Most newer psychiatrists are trained under this model of BSD, and hospital training only exposes them to the most severe cases. There is little training in psychotherapy, community mental health perspectives, and psychosocial approaches, which has led to over-prescription of mood stabilizers.
Another structural factor contributing to the overdiagnosis of soft bipolar is pharmaceutical consumerism. The absence of patent laws allows local drug manufacturers to produce globally popular drugs and advertise them to Iranian psychiatrists. This includes marketing the concept of soft bipolar and insisting that adding mood stabilizers to antidepressants has no “downside.” Similar trends where pharmaceutical companies use physician education materials to push a diagnosis and their own drugs have been observed for Binge-eating disorder.
Iranian drug companies organized symposiums where national opinion leaders encouraged the use of soft bipolar. Additionally, the repeated citing of prevalence rates of psychiatric disorder in popular media and newspapers has changed the social discourse around suffering.
One newspaper article from 2010 noted that since the prevalence rates of disorders were so high, “Psychiatrists suggest putting antidepressants in Tehran’s water.” Thus, people’s own experience of psychosocial distress is changed – reinterpreted and felt as a medical problem.
Local cultural factors also influence the popularity of drugs to solve interpersonal and psychosocial problems. These include the introduction of modern mind-body dualism, which replaced traditional Iranian understanding of mind and body as one, faith and respect accorded to physicians, pharmaceutical marketing and consumer culture, and social and familial conflict. The affordability and access to medication also contribute to some of the excessive pharmaceutical consumption; psychotherapy, on the other hand, is not covered by insurance.
The education of the public on the medicalization of everyday interpersonal conflict can be seen in the following words of a famous Iranian psychiatrist at a publicly broadcast event:

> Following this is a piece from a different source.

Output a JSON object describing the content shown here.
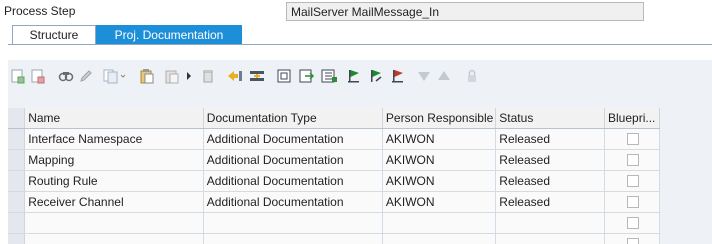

“If you have anxiety, it always has a reason, like pregnancy, marriage, etc., remember that it is normal and temporary. But I prefer that you do not even have that kind of anxiety. Before giving birth, for instance, you can treat the anxiety with tranquilizers. You can become anxiety-free before an exam. Before an important meeting with a loved one. You can cut these unnecessary anxieties… You always ask me whether exercise, prayers, alternative medicine, and things like that work; ‘anything but medication, doc,’ you say. This is a [audience laugh] polite way of insulting me because I am a doctor, and it is my job to treat you with medicine…”
Lastly, the medicalization of psychosocial problems serves the needs of specific political and religious forces that can use it to pathologize issues like homosexuality, extramarital affairs, or expression of women’s sexuality. Anything that opposes religious rules can now be attributed to a biological pathology.
Despite four decades of socio-political conflict in Iran, including globalization, revolution, and war, Psychiatry has viewed people’s suffering through the lens of ‘atypical’ behaviors – both internalizing and individualizing deeply socio-political problems. The foreign pressures and import of American nosology mixed with Iran’s own social and cultural factors have allowed many diagnoses like soft bipolar to flourish.
Mianji, F. & Kirmayer, L.J. (2020). The Globalization of Biological Psychiatry and the Rise of Bipolar Spectrum Disorder in Iran. Culture, Medicine, and Psychiatry, 44. 404-432. ttps://doi.org/10.1007/s11013-019-09665-2 (Link)